We’ve already established that PRAP is operationally among the healthiest PR companies in Japan. Moving over to the balance sheet, here’s what equity-to-asset ratio looks like for PRAP and publicly traded competitors:

Source: GuruFocus, chart created by author

Flashing Vector’s balance sheet against PRAP’s doesn’t make for an apples-to-apples comparison, mostly because PRAP is focused on PR and Vector, though still PR-centric, has its hands in 121 different startup ventures (7 of which have IPOd in the last 3 years).

64% of PRAP’s assets come in the form of cash. With no debt and negligible fixed assets, the company has a net cash balance amounting to 28% of market cap (at 1,599 yen per share). Current EV/EBIT, using operating income attributable to parent (adjusted for China), comes out to 4.3x.

Other than moving/improving the office in fiscal 2012 (~100 million yen, or $890K USD), PRAP hasn’t had any notable capital expenditures. The company has been comfortably free cash flow positive for over a decade, generally with a free cash flow margin above 5%.

To be sure, PRAP’s revenues and operating income did fall from 4,729 million yen ($42 million USD) to 4,045 million yen ($36 million USD), and 573 million yen ($5.1 million USD) to 382 million yen ($3.4 million USD) between fiscal 2007 and 2009. The company’s services aren’t immune to the swings of business cycles. Still, the company remained more than healthy throughout the global downturn.

Interestingly, EV/EBIT would still be 8.5x using 382 million yen as the EBIT figure. Vector trades at ~25x EV/EBIT, something you’d expect from a high growth, heavy venture investment business. Meanwhile, Sunny Side Up and Kyodo PR, with recently improving but still inferior to PRAP business performance, trade at 9.7x and 12.5x EV/EBIT, respectively.
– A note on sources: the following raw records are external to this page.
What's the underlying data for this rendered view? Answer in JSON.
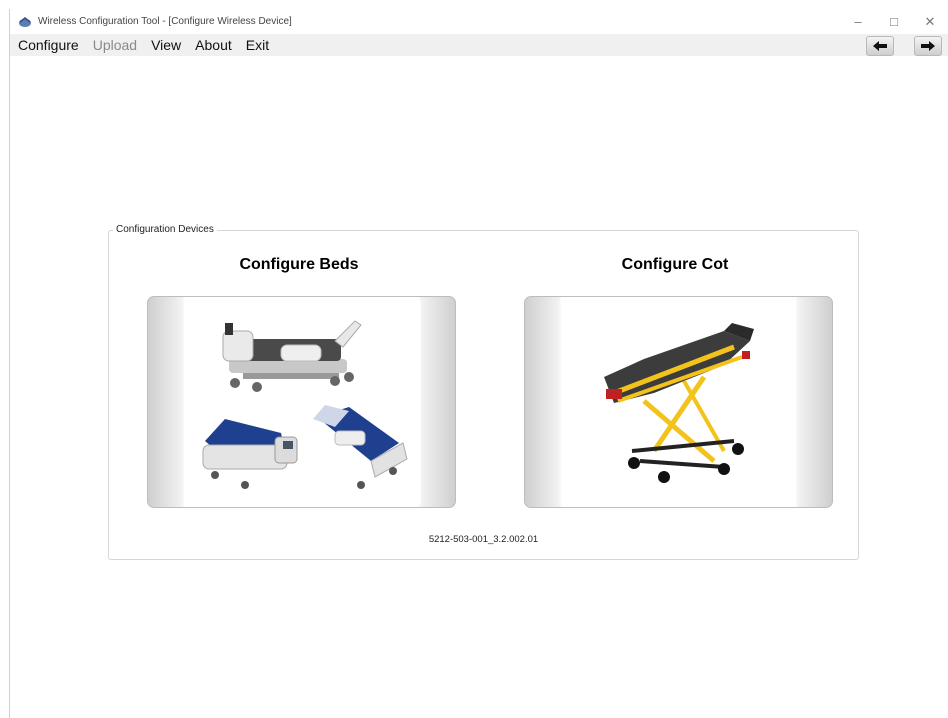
{
  "window": {
    "title": "Wireless Configuration Tool - [Configure Wireless Device]",
    "controls": {
      "minimize": "–",
      "maximize": "□",
      "close": "✕"
    }
  },
  "menu": [
    {
      "label": "Configure",
      "enabled": true
    },
    {
      "label": "Upload",
      "enabled": false
    },
    {
      "label": "View",
      "enabled": true
    },
    {
      "label": "About",
      "enabled": true
    },
    {
      "label": "Exit",
      "enabled": true
    }
  ],
  "nav": {
    "back_icon": "arrow-left-icon",
    "forward_icon": "arrow-right-icon"
  },
  "group": {
    "legend": "Configuration Devices",
    "beds": {
      "title": "Configure Beds",
      "image": "hospital-beds-image"
    },
    "cot": {
      "title": "Configure Cot",
      "image": "ambulance-cot-image"
    },
    "version": "5212-503-001_3.2.002.01"
  },
  "colors": {
    "menubar_bg": "#f0f0f0",
    "cot_yellow": "#f2c31b",
    "bed_blue": "#1f3f8f"
  }
}
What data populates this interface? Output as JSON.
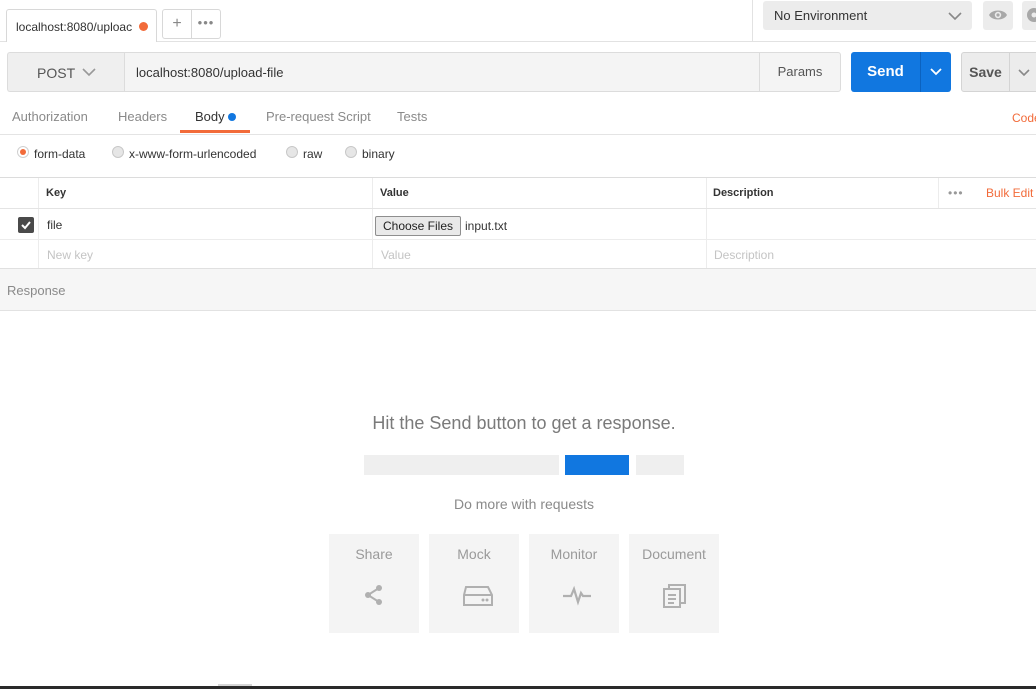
{
  "tabbar": {
    "active_tab": "localhost:8080/uploac",
    "add_label": "+",
    "more_label": "•••"
  },
  "environment": {
    "selected": "No Environment"
  },
  "request": {
    "method": "POST",
    "url": "localhost:8080/upload-file",
    "params_label": "Params",
    "send_label": "Send",
    "save_label": "Save"
  },
  "request_tabs": {
    "items": [
      "Authorization",
      "Headers",
      "Body",
      "Pre-request Script",
      "Tests"
    ],
    "active": "Body",
    "code_label": "Code"
  },
  "body_types": {
    "items": [
      "form-data",
      "x-www-form-urlencoded",
      "raw",
      "binary"
    ],
    "selected": "form-data"
  },
  "table": {
    "headers": {
      "key": "Key",
      "value": "Value",
      "description": "Description"
    },
    "more_label": "•••",
    "bulk_edit_label": "Bulk Edit",
    "rows": [
      {
        "checked": true,
        "key": "file",
        "button": "Choose Files",
        "value": "input.txt",
        "description": ""
      }
    ],
    "new_row": {
      "key": "New key",
      "value": "Value",
      "description": "Description"
    }
  },
  "response": {
    "label": "Response",
    "hint": "Hit the Send button to get a response.",
    "do_more": "Do more with requests",
    "cards": [
      {
        "label": "Share",
        "icon": "share-icon"
      },
      {
        "label": "Mock",
        "icon": "mock-server-icon"
      },
      {
        "label": "Monitor",
        "icon": "monitor-pulse-icon"
      },
      {
        "label": "Document",
        "icon": "document-icon"
      }
    ]
  },
  "colors": {
    "accent": "#f26b3a",
    "primary": "#1177e0"
  }
}
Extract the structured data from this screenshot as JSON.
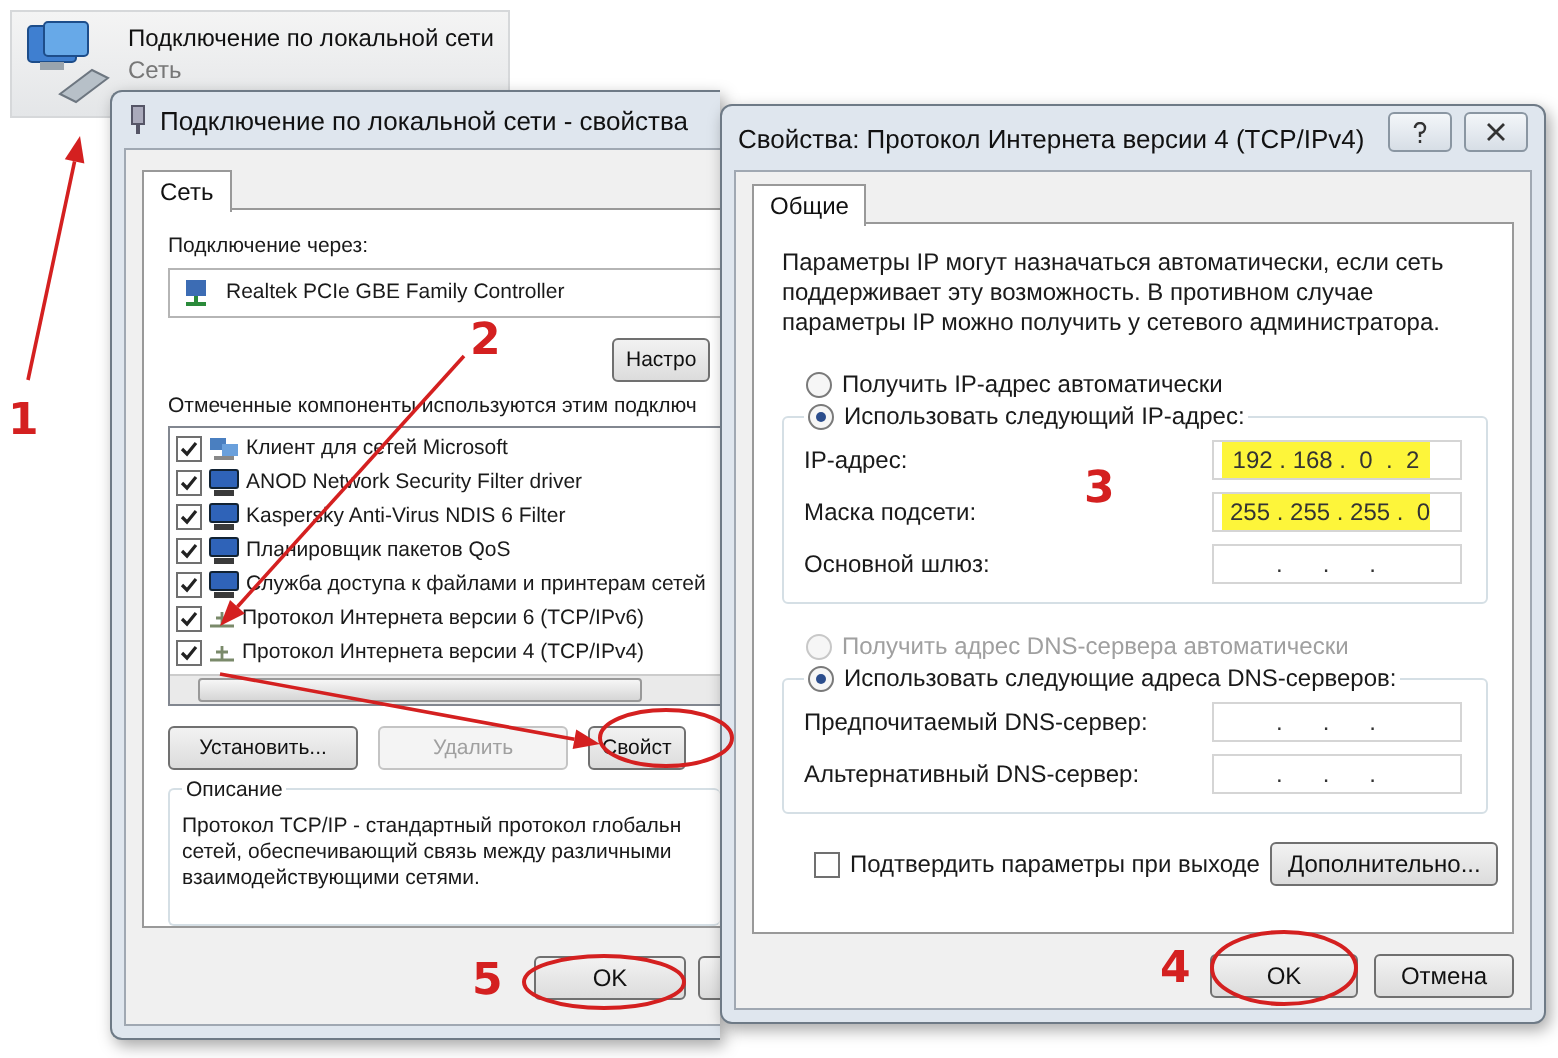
{
  "connection_item": {
    "title": "Подключение по локальной сети",
    "subtitle": "Сеть"
  },
  "properties_window": {
    "title": "Подключение по локальной сети - свойства",
    "tabs": [
      {
        "label": "Сеть",
        "selected": true
      }
    ],
    "connect_using_label": "Подключение через:",
    "adapter": "Realtek PCIe GBE Family Controller",
    "configure_button": "Настро",
    "components_label": "Отмеченные компоненты используются этим подключ",
    "components": [
      {
        "name": "Клиент для сетей Microsoft",
        "kind": "client",
        "checked": true
      },
      {
        "name": "ANOD Network Security Filter driver",
        "kind": "service",
        "checked": true
      },
      {
        "name": "Kaspersky Anti-Virus NDIS 6 Filter",
        "kind": "service",
        "checked": true
      },
      {
        "name": "Планировщик пакетов QoS",
        "kind": "service",
        "checked": true
      },
      {
        "name": "Служба доступа к файлами и принтерам сетей",
        "kind": "service",
        "checked": true
      },
      {
        "name": "Протокол Интернета версии 6 (TCP/IPv6)",
        "kind": "protocol",
        "checked": true
      },
      {
        "name": "Протокол Интернета версии 4 (TCP/IPv4)",
        "kind": "protocol",
        "checked": true
      }
    ],
    "buttons": [
      {
        "label": "Установить...",
        "disabled": false
      },
      {
        "label": "Удалить",
        "disabled": true
      },
      {
        "label": "Свойст",
        "disabled": false
      }
    ],
    "description": {
      "title": "Описание",
      "lines": [
        "Протокол TCP/IP - стандартный протокол глобальн",
        "сетей, обеспечивающий связь между различными",
        "взаимодействующими сетями."
      ]
    },
    "ok_button": "OK"
  },
  "ipv4_window": {
    "title": "Свойства: Протокол Интернета версии 4 (TCP/IPv4)",
    "tabs": [
      {
        "label": "Общие",
        "selected": true
      }
    ],
    "intro": "Параметры IP могут назначаться автоматически, если сеть поддерживает эту возможность. В противном случае параметры IP можно получить у сетевого администратора.",
    "ip_options": [
      {
        "label": "Получить IP-адрес автоматически",
        "selected": false,
        "disabled": false
      },
      {
        "label": "Использовать следующий IP-адрес:",
        "selected": true,
        "disabled": false
      }
    ],
    "address_fields": [
      {
        "label": "IP-адрес:",
        "value": "192 . 168 .  0  .  2",
        "highlighted": true
      },
      {
        "label": "Маска подсети:",
        "value": "255 . 255 . 255 .  0",
        "highlighted": true
      },
      {
        "label": "Основной шлюз:",
        "value": "   .      .      .   ",
        "highlighted": false
      }
    ],
    "dns_options": [
      {
        "label": "Получить адрес DNS-сервера автоматически",
        "selected": false,
        "disabled": true
      },
      {
        "label": "Использовать следующие адреса DNS-серверов:",
        "selected": true,
        "disabled": false
      }
    ],
    "dns_fields": [
      {
        "label": "Предпочитаемый DNS-сервер:",
        "value": "   .      .      .   ",
        "highlighted": false
      },
      {
        "label": "Альтернативный DNS-сервер:",
        "value": "   .      .      .   ",
        "highlighted": false
      }
    ],
    "validate_checkbox": {
      "label": "Подтвердить параметры при выходе",
      "checked": false
    },
    "advanced_button": "Дополнительно...",
    "ok_button": "OK",
    "cancel_button": "Отмена"
  },
  "annotations": {
    "step_numbers": [
      "1",
      "2",
      "3",
      "4",
      "5"
    ]
  }
}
If PRAP were to trade at 9.7x EV/EBIT, its share price would be around 2,600 yen compared to where it is today at 1,599 yen. Assuming no growth in the business over the next three years, cash accumulation of 200 million yen ($1.8 million USD) per year, and dividend payout of about 100 million yen ($890K USD) per year, investment CAGR should come in around 21% with low business risk.

Of course, a material investor sentiment shift like this tends to require a catalyst. PRAP is making a late entrance/focus into digital PR, however, the more promising business is likely its expansion into Asia Pacific, especially given its track record in China. The Singapore subsidiary, which the company recently formed, is 100% owned by PRAP. For now, there is no immediately clear catalyst, but the Asia Pacific expansion is worth paying attention to going forward.

The bottom line

PRAP, the 4th largest public relations company in Japan, is also the healthiest and most stable in the industry. Yet, its stock trades at EV/EBIT multiples considerably lower than its peers. Though there is no immediate catalyst for investor sentiment to drastically shift, if the company trades at multiples similar to its competitors, investors can expect a three year investment CAGR of 21% with low business risk.

Kenkyo Investing
Kenkyo Investing

Kenkyo Investing applies a value investing approach to Japanese equities, providing insights that are often unavailable to non-Japanese speakers.